From SAFE COMMUNITIES OF WOOD COUNTY St. Patrick’s Day has become one of the nation’s most popular times to celebrate and party. Unfortunately, too many people are taking to the roads after drinking alcohol, making this holiday also one of the most dangerous. In fact, St. Patrick’s Day is one of the deadliest holidays on the road our nation’s roads. During the 2012-2016 St. Patrick’s Day holiday period (6 p.m. March 16 to 5:59 a.m. March 18), 269 lives were lost due in drunk- driving crashes. In 2016, drunk driving killed more than 10,000 people in our country, and every single one of those deaths was preventable. To keep the roads safer, Wood County Safe Communities is reaching out with an important life-saving message and warning: Buzzed Driving Is Drunk Driving. If you plan to celebrate with alcohol this St. Patrick’s Day, follow these tips to stay safer:  Before celebrating St. Patrick’s Day, decide whether you’ll drink or you’ll drive. You can’t do both.  If you’re planning on driving, commit to staying sober. If you’ve been out drinking and then get behind the wheel, you run the risk of causing a crash or getting arrested for a DUI.  Help those around you be responsible, too. Walking while intoxicated can be deadly, as lack of attention could put you at risk of getting hit by a vehicle.  If someone you know is drinking, do not let him or her get behind the wheel.  If you see someone who appears to be driving drunk, pull over to a safe location and call the police. Your actions could help save a life. Remember this St. Patrick’s Day: Plan Before You Party! Buzzed Driving Is Drunk Driving.

Comedian Krish Mohan aims to pop the bubbles that divide us

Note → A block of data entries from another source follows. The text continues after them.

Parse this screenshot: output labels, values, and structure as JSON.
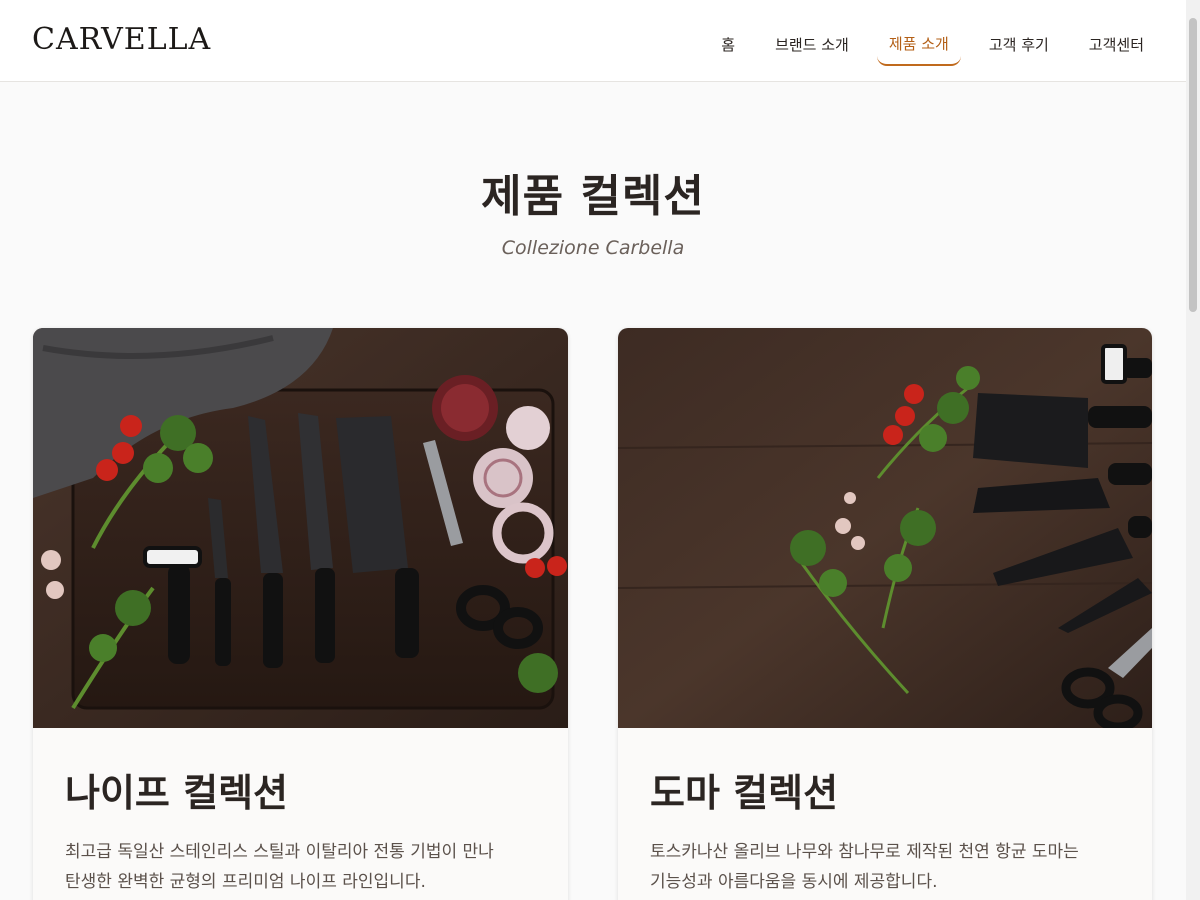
{
  "header": {
    "logo": "CARVELLA",
    "nav": [
      "홈",
      "브랜드 소개",
      "제품 소개",
      "고객 후기",
      "고객센터"
    ],
    "active_nav": "제품 소개"
  },
  "hero": {
    "title": "제품 컬렉션",
    "subtitle": "Collezione Carbella"
  },
  "cards": [
    {
      "title": "나이프 컬렉션",
      "description_line1": "최고급 독일산 스테인리스 스틸과 이탈리아 전통 기법이 만나",
      "description_line2": "탄생한 완벽한 균형의 프리미엄 나이프 라인입니다."
    },
    {
      "title": "도마 컬렉션",
      "description_line1": "토스카나산 올리브 나무와 참나무로 제작된 천연 항균 도마는",
      "description_line2": "기능성과 아름다움을 동시에 제공합니다."
    }
  ],
  "colors": {
    "accent": "#c06a1d",
    "text": "#2b2522",
    "wood": "#3a2a22"
  }
}
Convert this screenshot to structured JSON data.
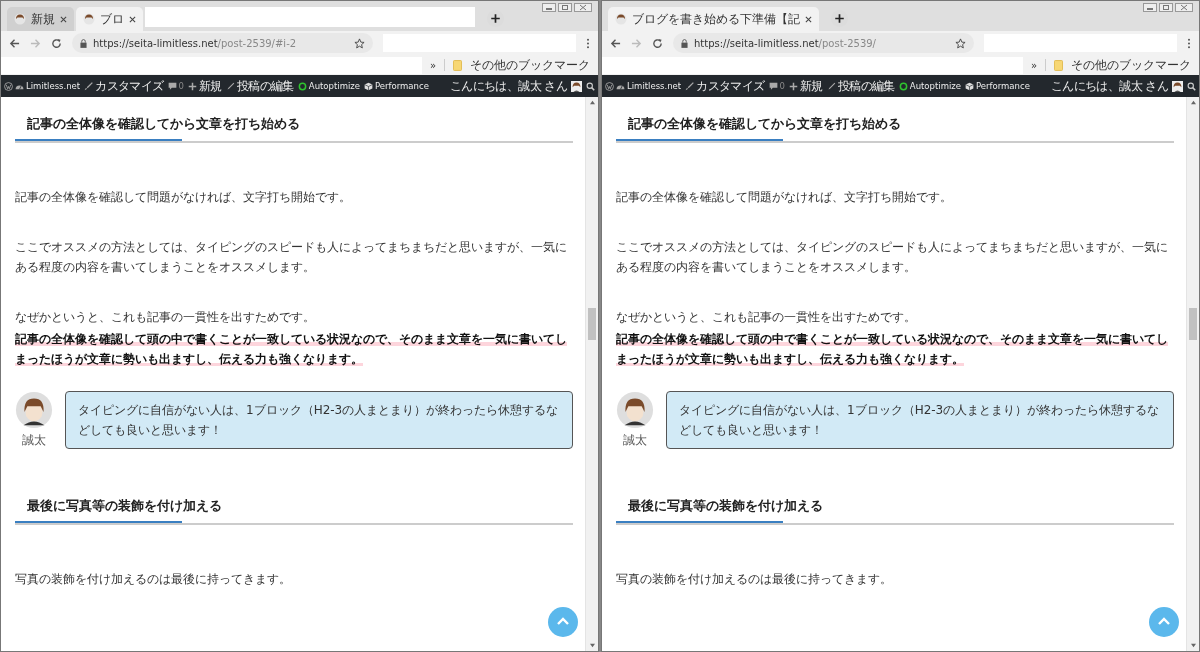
{
  "windows": [
    {
      "tabs": [
        {
          "title": "新規",
          "selected": false
        },
        {
          "title": "ブロ",
          "selected": true
        }
      ],
      "url_host": "https://seita-limitless.net",
      "url_path": "/post-2539/#i-2",
      "bookmarks_more": "その他のブックマーク",
      "chevron": "»",
      "admin_bar": {
        "site": "Limitless.net",
        "customize": "カスタマイズ",
        "comments": "0",
        "new": "新規",
        "edit": "投稿の編集",
        "autoptimize": "Autoptimize",
        "performance": "Performance",
        "greeting": "こんにちは、誠太 さん"
      },
      "content": [
        {
          "kind": "heading",
          "text": "記事の全体像を確認してから文章を打ち始める"
        },
        {
          "kind": "paragraph",
          "text": "記事の全体像を確認して問題がなければ、文字打ち開始です。"
        },
        {
          "kind": "paragraph",
          "text": "ここでオススメの方法としては、タイピングのスピードも人によってまちまちだと思いますが、一気にある程度の内容を書いてしまうことをオススメします。"
        },
        {
          "kind": "paragraph",
          "text": "なぜかというと、これも記事の一貫性を出すためです。"
        },
        {
          "kind": "marker",
          "text": "記事の全体像を確認して頭の中で書くことが一致している状況なので、そのまま文章を一気に書いてしまったほうが文章に勢いも出ますし、伝える力も強くなります。"
        },
        {
          "kind": "speech",
          "name": "誠太",
          "text": "タイピングに自信がない人は、1ブロック（H2-3の人まとまり）が終わったら休憩するなどしても良いと思います！"
        },
        {
          "kind": "heading",
          "text": "最後に写真等の装飾を付け加える"
        },
        {
          "kind": "paragraph",
          "text": "写真の装飾を付け加えるのは最後に持ってきます。"
        }
      ]
    },
    {
      "tabs": [
        {
          "title": "ブログを書き始める下準備【記",
          "selected": true
        }
      ],
      "url_host": "https://seita-limitless.net",
      "url_path": "/post-2539/",
      "bookmarks_more": "その他のブックマーク",
      "chevron": "»",
      "admin_bar": {
        "site": "Limitless.net",
        "customize": "カスタマイズ",
        "comments": "0",
        "new": "新規",
        "edit": "投稿の編集",
        "autoptimize": "Autoptimize",
        "performance": "Performance",
        "greeting": "こんにちは、誠太 さん"
      },
      "content": [
        {
          "kind": "heading",
          "text": "記事の全体像を確認してから文章を打ち始める"
        },
        {
          "kind": "paragraph",
          "text": "記事の全体像を確認して問題がなければ、文字打ち開始です。"
        },
        {
          "kind": "paragraph",
          "text": "ここでオススメの方法としては、タイピングのスピードも人によってまちまちだと思いますが、一気にある程度の内容を書いてしまうことをオススメします。"
        },
        {
          "kind": "paragraph",
          "text": "なぜかというと、これも記事の一貫性を出すためです。"
        },
        {
          "kind": "marker",
          "text": "記事の全体像を確認して頭の中で書くことが一致している状況なので、そのまま文章を一気に書いてしまったほうが文章に勢いも出ますし、伝える力も強くなります。"
        },
        {
          "kind": "speech",
          "name": "誠太",
          "text": "タイピングに自信がない人は、1ブロック（H2-3の人まとまり）が終わったら休憩するなどしても良いと思います！"
        },
        {
          "kind": "heading",
          "text": "最後に写真等の装飾を付け加える"
        },
        {
          "kind": "paragraph",
          "text": "写真の装飾を付け加えるのは最後に持ってきます。"
        }
      ]
    }
  ]
}
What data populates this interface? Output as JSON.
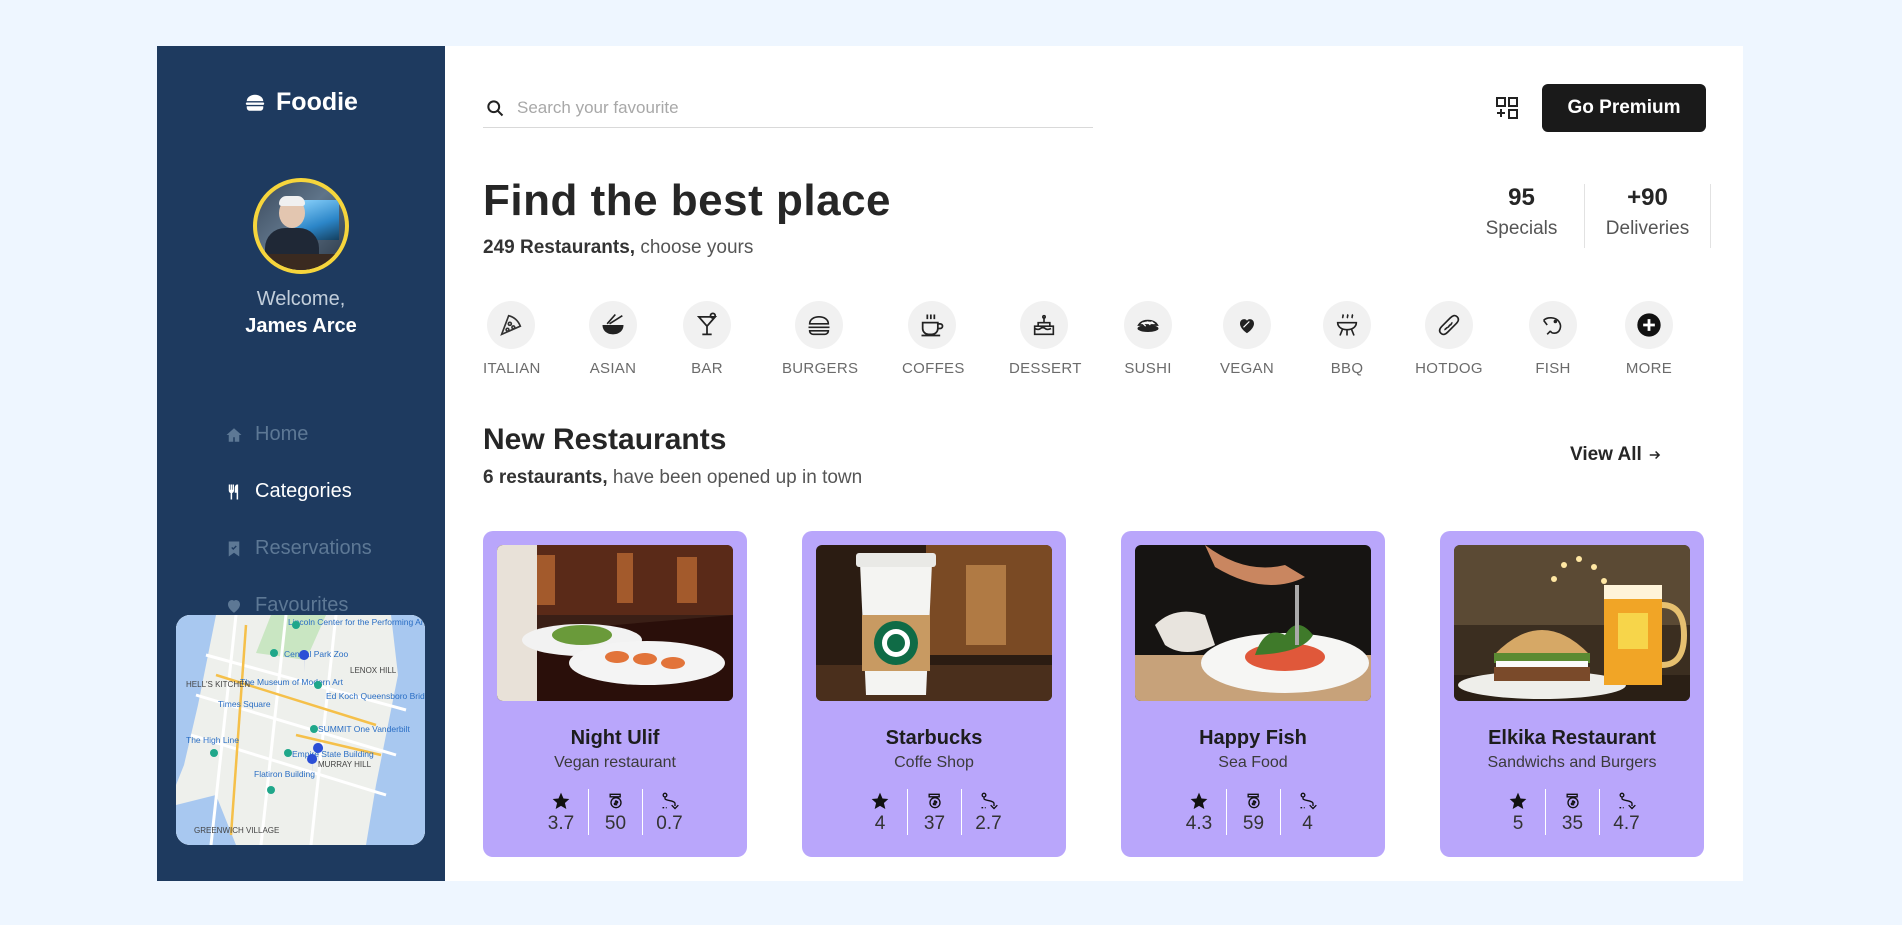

By DAVID DUPONT BG Independent News Standup comedian Krish Mohan wants people break out of their bubbles. That means leaving his own bubble, and venturing far into the countryside. Mohan travels 40 weeks a year to deliver his laughter- inducing message. That meant that Saturday night, he joined a small audience in The Summit Shack, an unheated garage on the east side of Bowling Green.  That the venue was unheated was acknowledged by just about everyone except the young woman dressed in a short, tight black dress to work the late shift as a bartender in a downtown establishment. Despite the concern for her comfort expressed by others, she insisted she was fine despite a considerable amount of exposed flesh. Mohan, for his part, bundled up in a coat and gloves for his set. This was comedy at its most basic. A stage, and a mic, and a few listeners with fellow comedians to serve as warm up acts. So before he hit the stage, Ryan Chernock held forth with a set that concluded with a story about pancakes and blasphemy on the streets on Bowling Green. Mark Philipp spun wild tales, including creating a sordid back story for a guy who tried to pay for a three-pack of beer with a credit card that had his daughter’s photo on it. The card was rejected. Philipp took the tale from there. Michael Cohen, who’s been traveling with Mohan, told wild confessional tales of life on the road, including getting a ride from a surprisingly hospitable crackhead. Mohan has been practicing his craft since he was 16 and his mother would drive him to a suburban venue outside of Pittsburgh so he could do a 10-minute set at an open mic. He continued doing standup throughout his college years at La Roche College in Pennsylvania, opening for his friends’ bands as well as performing at open mics. When he graduated he knew what he wanted to do. So he hit the road. Terrible gigs, he said. A few people, and fewer dollars, and a long ride home so he could get up and get to work the next morning. Mohan, 29, trained as a graphic designer, but he grew disenchanted with that. After those first couple years in comedy he decided the more DYI scene, shows…